■ Description of the task
Take the records below and write them out again exactly.

Saved entries
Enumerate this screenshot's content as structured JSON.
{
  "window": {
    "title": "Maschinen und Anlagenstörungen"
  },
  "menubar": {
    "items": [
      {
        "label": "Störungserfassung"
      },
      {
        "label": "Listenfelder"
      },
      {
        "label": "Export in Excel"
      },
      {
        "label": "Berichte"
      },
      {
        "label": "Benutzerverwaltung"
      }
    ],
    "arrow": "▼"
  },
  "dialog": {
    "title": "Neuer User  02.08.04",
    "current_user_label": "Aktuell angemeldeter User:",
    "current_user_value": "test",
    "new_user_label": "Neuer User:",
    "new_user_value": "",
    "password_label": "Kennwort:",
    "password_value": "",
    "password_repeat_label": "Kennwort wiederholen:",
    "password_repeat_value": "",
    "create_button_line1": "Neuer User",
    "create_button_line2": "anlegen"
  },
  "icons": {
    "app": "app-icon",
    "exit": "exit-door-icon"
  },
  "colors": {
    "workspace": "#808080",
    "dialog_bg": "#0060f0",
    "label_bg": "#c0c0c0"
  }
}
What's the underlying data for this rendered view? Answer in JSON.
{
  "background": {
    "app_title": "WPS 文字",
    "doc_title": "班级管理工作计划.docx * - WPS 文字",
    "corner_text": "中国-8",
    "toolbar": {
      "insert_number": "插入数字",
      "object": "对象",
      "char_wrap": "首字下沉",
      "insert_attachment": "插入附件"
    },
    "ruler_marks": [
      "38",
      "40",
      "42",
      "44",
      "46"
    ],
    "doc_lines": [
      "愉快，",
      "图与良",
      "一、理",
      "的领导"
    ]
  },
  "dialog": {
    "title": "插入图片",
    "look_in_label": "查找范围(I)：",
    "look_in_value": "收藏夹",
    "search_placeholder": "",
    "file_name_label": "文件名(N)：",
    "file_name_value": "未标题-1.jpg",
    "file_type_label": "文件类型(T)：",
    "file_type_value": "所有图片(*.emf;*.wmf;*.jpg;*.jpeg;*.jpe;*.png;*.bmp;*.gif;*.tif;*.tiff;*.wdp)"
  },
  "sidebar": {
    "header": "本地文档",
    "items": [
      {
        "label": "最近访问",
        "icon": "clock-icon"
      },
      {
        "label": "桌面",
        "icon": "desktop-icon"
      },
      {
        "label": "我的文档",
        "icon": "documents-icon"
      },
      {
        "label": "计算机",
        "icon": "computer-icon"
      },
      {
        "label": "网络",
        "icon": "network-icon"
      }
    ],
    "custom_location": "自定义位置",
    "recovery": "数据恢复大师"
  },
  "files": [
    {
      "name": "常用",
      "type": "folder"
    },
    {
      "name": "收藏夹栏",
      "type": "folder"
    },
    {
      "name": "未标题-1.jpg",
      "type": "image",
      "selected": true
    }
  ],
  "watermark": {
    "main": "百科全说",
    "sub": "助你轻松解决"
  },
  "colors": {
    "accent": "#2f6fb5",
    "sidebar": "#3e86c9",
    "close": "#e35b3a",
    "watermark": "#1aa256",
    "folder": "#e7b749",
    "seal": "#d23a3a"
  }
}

■ Result below
Enumerate this screenshot's content as structured JSON.
{
  "window": {
    "title": "Maschinen und Anlagenstörungen"
  },
  "menubar": {
    "items": [
      {
        "label": "Störungserfassung"
      },
      {
        "label": "Listenfelder"
      },
      {
        "label": "Export in Excel"
      },
      {
        "label": "Berichte"
      },
      {
        "label": "Benutzerverwaltung"
      }
    ],
    "arrow": "▼"
  },
  "dialog": {
    "title": "Neuer User  02.08.04",
    "current_user_label": "Aktuell angemeldeter User:",
    "current_user_value": "test",
    "new_user_label": "Neuer User:",
    "new_user_value": "",
    "password_label": "Kennwort:",
    "password_value": "",
    "password_repeat_label": "Kennwort wiederholen:",
    "password_repeat_value": "",
    "create_button_line1": "Neuer User",
    "create_button_line2": "anlegen"
  },
  "icons": {
    "app": "app-icon",
    "exit": "exit-door-icon"
  },
  "colors": {
    "workspace": "#808080",
    "dialog_bg": "#0060f0",
    "label_bg": "#c0c0c0"
  }
}
What's the underlying data for this rendered view? Answer in JSON.
{
  "background": {
    "app_title": "WPS 文字",
    "doc_title": "班级管理工作计划.docx * - WPS 文字",
    "corner_text": "中国-8",
    "toolbar": {
      "insert_number": "插入数字",
      "object": "对象",
      "char_wrap": "首字下沉",
      "insert_attachment": "插入附件"
    },
    "ruler_marks": [
      "38",
      "40",
      "42",
      "44",
      "46"
    ],
    "doc_lines": [
      "愉快，",
      "图与良",
      "一、理",
      "的领导"
    ]
  },
  "dialog": {
    "title": "插入图片",
    "look_in_label": "查找范围(I)：",
    "look_in_value": "收藏夹",
    "search_placeholder": "",
    "file_name_label": "文件名(N)：",
    "file_name_value": "未标题-1.jpg",
    "file_type_label": "文件类型(T)：",
    "file_type_value": "所有图片(*.emf;*.wmf;*.jpg;*.jpeg;*.jpe;*.png;*.bmp;*.gif;*.tif;*.tiff;*.wdp)"
  },
  "sidebar": {
    "header": "本地文档",
    "items": [
      {
        "label": "最近访问",
        "icon": "clock-icon"
      },
      {
        "label": "桌面",
        "icon": "desktop-icon"
      },
      {
        "label": "我的文档",
        "icon": "documents-icon"
      },
      {
        "label": "计算机",
        "icon": "computer-icon"
      },
      {
        "label": "网络",
        "icon": "network-icon"
      }
    ],
    "custom_location": "自定义位置",
    "recovery": "数据恢复大师"
  },
  "files": [
    {
      "name": "常用",
      "type": "folder"
    },
    {
      "name": "收藏夹栏",
      "type": "folder"
    },
    {
      "name": "未标题-1.jpg",
      "type": "image",
      "selected": true
    }
  ],
  "watermark": {
    "main": "百科全说",
    "sub": "助你轻松解决"
  },
  "colors": {
    "accent": "#2f6fb5",
    "sidebar": "#3e86c9",
    "close": "#e35b3a",
    "watermark": "#1aa256",
    "folder": "#e7b749",
    "seal": "#d23a3a"
  }
}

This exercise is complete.